To get your PTI ratio, you take an estimated monthly vehicle and insurance payment and divide it by your gross monthly income. To estimate an insurance payment, many lenders use an average of $100 a month.
- $200 (estimated car payment) + $100 (estimated insurance payment) = $350
- Monthly income: $2,000
- 350 / 2,000 = 0.175, or 17.5%
- PTI ratio: 17.5%
In this example, the borrower may be able to qualify for an auto loan. If the borrower in this example were to aim for a lower monthly payment around the $200 range with their income level, they would for sure qualify in terms of the PTI ratio.
If there’s a specific vehicle or price point you have in mind, you can use this formula as a guide to estimate a car payment that works for your income.
Your Debt to Income Ratio
Your debt to income (DTI) ratio considers your monthly bills, including an estimated vehicle and insurance payment, to see how much wiggle room you have in your monthly budget. Even if you make the minimum monthly requirement and can pay for the car comfortably, it doesn’t mean you have that income available!
To find your DTI ratio, add up your:
- Minimum credit card payments
- Mortgage/rent payment
- Any other monthly loan or credit payments
- Estimated monthly vehicle and auto insurance payments
Once you have all of those added up, divide them by your gross monthly income.
If the percentage you get is below around 45% to 50% (the typical lender threshold), you’re likely to qualify in terms of DTI ratio. If you’re over, you may have to look for a less expensive car or cut some expenses out.
While you’re required to meet the monthly minimum income requirement with a single source of income, you can typically add additional sources of income to lower your DTI ratio. If you have additional sources of income, they can sometimes be added to your qualifying monthly income and used to calculate a better ratio, which can improve your odds at an approval.
Why Auto Lenders Care About Income

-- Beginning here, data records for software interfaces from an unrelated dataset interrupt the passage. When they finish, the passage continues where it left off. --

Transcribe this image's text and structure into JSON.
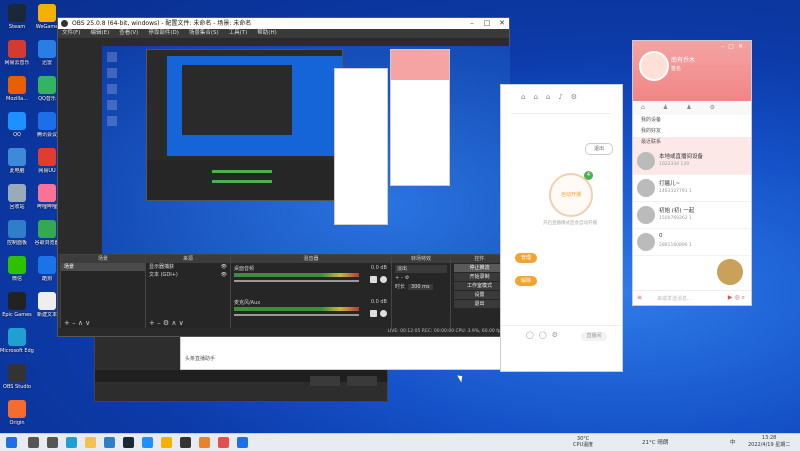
{
  "desktop": {
    "icons": [
      {
        "label": "Steam",
        "name": "steam-icon",
        "color": "#1b2838"
      },
      {
        "label": "网易云音乐",
        "name": "music-app-icon",
        "color": "#d33a31"
      },
      {
        "label": "Mozilla...",
        "name": "browser-icon",
        "color": "#e66000"
      },
      {
        "label": "QQ",
        "name": "qq-icon",
        "color": "#1e90ff"
      },
      {
        "label": "此电脑",
        "name": "computer-icon",
        "color": "#3c8ad8"
      },
      {
        "label": "回收站",
        "name": "recycle-bin-icon",
        "color": "#9ab"
      },
      {
        "label": "控制面板",
        "name": "control-panel-icon",
        "color": "#2f7ec7"
      },
      {
        "label": "微信",
        "name": "wechat-icon",
        "color": "#2dc100"
      },
      {
        "label": "Epic Games",
        "name": "epic-games-icon",
        "color": "#222"
      },
      {
        "label": "Microsoft Edge",
        "name": "edge-icon",
        "color": "#1fa0d0"
      },
      {
        "label": "OBS Studio",
        "name": "obs-icon",
        "color": "#333"
      },
      {
        "label": "Origin",
        "name": "origin-icon",
        "color": "#f56c2d"
      }
    ],
    "icons_col2": [
      {
        "label": "WeGame",
        "name": "wegame-icon",
        "color": "#f6b100"
      },
      {
        "label": "迅雷",
        "name": "thunder-icon",
        "color": "#2a7de1"
      },
      {
        "label": "QQ音乐",
        "name": "qq-music-icon",
        "color": "#33b463"
      },
      {
        "label": "腾讯会议",
        "name": "meeting-icon",
        "color": "#1c6fe8"
      },
      {
        "label": "网易UU",
        "name": "uu-icon",
        "color": "#e03c31"
      },
      {
        "label": "哔哩哔哩",
        "name": "bilibili-icon",
        "color": "#fb7299"
      },
      {
        "label": "谷歌浏览器",
        "name": "chrome-icon",
        "color": "#34a853"
      },
      {
        "label": "酷狗",
        "name": "kugou-icon",
        "color": "#1a73e8"
      },
      {
        "label": "新建文本",
        "name": "text-file-icon",
        "color": "#eee"
      }
    ]
  },
  "obs": {
    "title": "OBS 25.0.8 (64-bit, windows) - 配置文件: 未命名 - 场景: 未命名",
    "menu": [
      "文件(F)",
      "编辑(E)",
      "查看(V)",
      "停靠部件(D)",
      "场景集合(S)",
      "工具(T)",
      "帮助(H)"
    ],
    "docks": {
      "scenes": "场景",
      "sources": "来源",
      "mixer": "混音器",
      "transitions": "转场特效",
      "controls": "控件"
    },
    "scene_item": "场景",
    "sources": [
      "显示器捕获",
      "文本 (GDI+)"
    ],
    "mixer_tracks": [
      {
        "name": "桌面音频",
        "level": "0.0 dB"
      },
      {
        "name": "麦克风/Aux",
        "level": "0.0 dB"
      }
    ],
    "transition": "淡出",
    "duration_label": "时长",
    "duration_value": "300 ms",
    "controls": [
      "停止推流",
      "开始录制",
      "工作室模式",
      "设置",
      "退出"
    ],
    "status": "LIVE: 00:12:05   REC: 00:00:00   CPU: 3.9%, 60.00 fps"
  },
  "appwin": {
    "exit_label": "退出",
    "circle_label": "自动开播",
    "circle_badge": "4",
    "hint": "开启直播模式后会自动开播",
    "btn1": "管理",
    "btn2": "解除",
    "footer": "直播间"
  },
  "chat": {
    "title": "南有乔木",
    "sub": "签名",
    "section_label": "我的好友",
    "rows": [
      {
        "name": "我的设备",
        "sub": ""
      },
      {
        "name": "我的好友",
        "sub": ""
      },
      {
        "name": "最近联系",
        "sub": ""
      },
      {
        "name": "本地或直播间设备",
        "sub": "1022334   139"
      },
      {
        "name": "打瞌儿~",
        "sub": "1483327791   1"
      },
      {
        "name": "初始 (初) 一起",
        "sub": "1500769262   1"
      },
      {
        "name": "0",
        "sub": "2881160896   1"
      }
    ],
    "input_placeholder": "来或发送消息..."
  },
  "taskbar": {
    "weather": "21°C 晴朗",
    "cpu": "30°C",
    "cpu_label": "CPU温度",
    "time": "13:28",
    "date": "2022/4/19 星期二",
    "lang": "中",
    "apps": [
      {
        "name": "search-icon",
        "color": "#555"
      },
      {
        "name": "task-view-icon",
        "color": "#555"
      },
      {
        "name": "edge-taskbar-icon",
        "color": "#1fa0d0"
      },
      {
        "name": "explorer-icon",
        "color": "#f2c14e"
      },
      {
        "name": "store-icon",
        "color": "#2f7ec7"
      },
      {
        "name": "steam-taskbar-icon",
        "color": "#1b2838"
      },
      {
        "name": "qq-taskbar-icon",
        "color": "#1e90ff"
      },
      {
        "name": "wegame-taskbar-icon",
        "color": "#f6b100"
      },
      {
        "name": "obs-taskbar-icon",
        "color": "#333"
      },
      {
        "name": "game-taskbar-icon",
        "color": "#e7842a"
      },
      {
        "name": "chat-taskbar-icon",
        "color": "#e05050"
      },
      {
        "name": "app-taskbar-icon",
        "color": "#1c6fe8"
      }
    ]
  }
}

Your income and ability to pay for a vehicle matters a lot to a lender. If your income is too low, or too much of it is being eaten up by other expenses, it can lead to an auto loan denial. Lenders don’t want to approve borrowers for a car that they’ll have trouble paying for!
Another common reason for being turned down for an auto loan is a poor credit score. Even if you have sufficient income to pay for a vehicle, a low enough credit score can be the sole reason for a denial. There are car lenders out there that can work with difficult credit situations, called subprime lenders.
Subprime lenders are signed up with special finance dealerships that assist borrowers with bad credit, no credit, and even bankruptcy. Finding dealers with these resources can be a hassle if you’re not sure where to look, but you don’t have to worry if you start with us at Auto Credit Express. We’ve produced a nationwide network of dealerships that are signed up with subprime lenders. Fill out our free auto loan request form, and we’ll match you to one in your area.